Next, click Start to initiate the packet capture. At this point, you’ve configured your system to capture wireless traffic in monitor mode.The next step is to utilize the information contained in the packets you are capturing. Fortunately,Wireshark has sophisticated analysis mechanisms that can be used for wireless traffic analysis.
Using display filters, you can exclude uninteresting traffic to reveal useful information, or search through a large packet capture for a specific set of information.
For Filtering Deauthentication Frames, the filter is:
(wlan.fc.type == 0) && (wlan.fc.type_subtype == 0x0c)
(wlan.fc.type eq 0) && (wlan.fc.type_subtype eq 0x0c)
(wlan.fc.type eq 0) && (wlan.fc.type_subtype eq 12)
Here, type field of deauth frame have value 0 while subtype has the value 0x0c (12).
The Type field is included in the frame wlan.fc.type control header and specifies the type of frame (data, management, or control) whereas The Type/Subtype field value is included as a convenience mechanism to uniquely identify the type and subtype combination that is included in the header of this frame. This field is commonly used in display filters.
For example, if the frame is a type management frame, the subtype field indicates the type of management frame (e.g., a beacon frame, authenticate request, or disassociate notice).
When assessing a wireless packet capture with Wireshark, it is common to apply display filters to look for or exclude certain frames based on the IEEE 802.11 frame type and frame subtype fields.
If you are trying to exclude frames from a capture, it is easy to identify the Type and Subtype fields by navigating the Packet Details window and using the values for your filter. If you are looking for a specific frame type, however, you have to remember either the Frame Type and Subtype values, or the Combined Type/Subtype value assigned by Wireshark.
Instead of expecting you to memorize the 35+ values for different frame types, we’ve listed out here for easy reference.
|Management Frames||wlan.fc.type eq 0|
|Control Frames||wlan.fc.type eq 1|
|Data Frames||wlan.fc.type eq 2|
|Association Request||wlan.fc.type_subtype eq 0|
|Association response||wlan.fc.type_subtype eq 1|
|Reassociation Request||wlan.fc.type_subtype eq 2|
|Reassociation Response||wlan.fc.type_subtype eq 3|
|Probe Request||wlan.fc.type_subtype eq 4|
|Probe Response||wlan.fc.type_subtype eq 5|
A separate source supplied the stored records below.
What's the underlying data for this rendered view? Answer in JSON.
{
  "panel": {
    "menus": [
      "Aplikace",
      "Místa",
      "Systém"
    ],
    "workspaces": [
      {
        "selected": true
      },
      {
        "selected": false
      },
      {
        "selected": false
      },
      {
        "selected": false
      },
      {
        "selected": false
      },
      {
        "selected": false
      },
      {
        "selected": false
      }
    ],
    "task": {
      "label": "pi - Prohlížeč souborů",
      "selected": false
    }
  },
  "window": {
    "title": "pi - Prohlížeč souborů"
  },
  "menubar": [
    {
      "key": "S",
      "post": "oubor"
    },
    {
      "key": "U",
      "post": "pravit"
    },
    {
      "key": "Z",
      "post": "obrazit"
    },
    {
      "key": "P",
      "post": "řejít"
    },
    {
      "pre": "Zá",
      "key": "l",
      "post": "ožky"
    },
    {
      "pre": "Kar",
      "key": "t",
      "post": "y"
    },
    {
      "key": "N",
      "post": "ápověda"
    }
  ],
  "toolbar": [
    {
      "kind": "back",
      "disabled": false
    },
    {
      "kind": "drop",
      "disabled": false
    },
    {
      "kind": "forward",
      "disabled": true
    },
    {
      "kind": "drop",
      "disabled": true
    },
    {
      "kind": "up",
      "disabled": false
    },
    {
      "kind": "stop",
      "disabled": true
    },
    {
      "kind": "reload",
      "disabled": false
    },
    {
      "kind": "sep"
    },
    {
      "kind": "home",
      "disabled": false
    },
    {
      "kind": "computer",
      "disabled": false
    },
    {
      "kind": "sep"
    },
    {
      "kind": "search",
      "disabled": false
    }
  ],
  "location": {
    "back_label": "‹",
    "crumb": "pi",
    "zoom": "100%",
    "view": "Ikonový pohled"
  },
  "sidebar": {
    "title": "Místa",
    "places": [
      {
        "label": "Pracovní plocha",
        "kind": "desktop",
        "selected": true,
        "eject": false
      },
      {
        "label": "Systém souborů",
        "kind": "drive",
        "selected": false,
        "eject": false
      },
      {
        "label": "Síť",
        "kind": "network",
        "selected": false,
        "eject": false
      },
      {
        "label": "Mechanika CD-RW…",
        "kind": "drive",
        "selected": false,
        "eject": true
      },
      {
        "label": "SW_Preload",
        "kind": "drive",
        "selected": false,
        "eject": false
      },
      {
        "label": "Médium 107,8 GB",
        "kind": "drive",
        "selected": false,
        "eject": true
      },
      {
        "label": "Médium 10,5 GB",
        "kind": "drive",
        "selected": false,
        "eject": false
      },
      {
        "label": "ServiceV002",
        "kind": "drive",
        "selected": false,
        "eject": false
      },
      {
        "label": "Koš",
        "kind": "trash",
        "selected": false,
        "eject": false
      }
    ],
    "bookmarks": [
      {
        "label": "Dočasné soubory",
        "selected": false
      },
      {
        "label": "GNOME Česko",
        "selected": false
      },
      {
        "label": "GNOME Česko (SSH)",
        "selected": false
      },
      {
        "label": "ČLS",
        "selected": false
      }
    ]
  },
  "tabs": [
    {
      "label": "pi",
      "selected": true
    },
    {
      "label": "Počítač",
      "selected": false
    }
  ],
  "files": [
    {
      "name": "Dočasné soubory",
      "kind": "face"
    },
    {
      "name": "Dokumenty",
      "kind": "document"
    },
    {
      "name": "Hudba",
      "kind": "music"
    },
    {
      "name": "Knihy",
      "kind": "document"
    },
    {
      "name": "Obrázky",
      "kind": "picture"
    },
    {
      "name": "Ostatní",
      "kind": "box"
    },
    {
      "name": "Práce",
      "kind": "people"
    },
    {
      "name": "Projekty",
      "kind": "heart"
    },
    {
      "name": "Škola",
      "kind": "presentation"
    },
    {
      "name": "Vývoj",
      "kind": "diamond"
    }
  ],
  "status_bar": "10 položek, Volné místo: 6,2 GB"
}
|Beacon||wlan.fc.type_subtype eq 8|
|Announcement Traffic Indication MAP (ATIM)||wlan.fc.type_subtype eq 9|
|Disassociate||wlan.fc.type_subtype eq 10|
|Authentication||wlan.fc.type_subtype eq 11|
|Deauthentication||wlan.fc.type_subtype eq 12|
|Action Frames||wlan.fc.type_subtype eq 13|
|Block Acknowledgement (ACK) Request||wlan.fc.type_subtype eq 24|
|Block ACK||wlan.fc.type_subtype eq 25|
|Power-Save Poll||wlan.fc.type_subtype eq 26|
|Request to Send||wlan.fc.type_subtype eq 27|
|Clear to Send||wlan.fc.type_subtype eq 28|
|ACK||wlan.fc.type_subtype eq 29|
|Contention Free Period End||wlan.fc.type_subtype eq 30|
|Contention Free Period End ACK||wlan.fc.type_subtype eq 31|
|Data + Contention Free ACK||wlan.fc.type_subtype eq 33|
|Data + Contention Free Poll||wlan.fc.type_subtype eq 34|
|Data + Contention Free ACK + Contention Free Poll||wlan.fc.type_subtype eq 35|
|NULL Data||wlan.fc.type_subtype eq 36|
|NULL Data + Contention Free ACK||wlan.fc.type_subtype eq 37|
|NULL Data + Contention Free Poll||wlan.fc.type_subtype eq 38|
|NULL Data + Contention Free ACK + Contention Free Poll||wlan.fc.type_subtype eq 39|
|QoS Data||wlan.fc.type_subtype eq 40|
|QoS Data + Contention Free ACK||wlan.fc.type_subtype eq 41|
|QoS Data + Contention Free Poll||wlan.fc.type_subtype eq 42|
|QoS Data + Contention Free ACK + Contention Free Poll||wlan.fc.type_subtype eq 43|
|NULL QoS Data||wlan.fc.type_subtype eq 44|
|NULL QoS Data + Contention Free Poll||wlan.fc.type_subtype eq 46|
|NULL QoS Data + Contention Free ACK + Contention Free Poll||wlan.fc.type_subtype eq 47|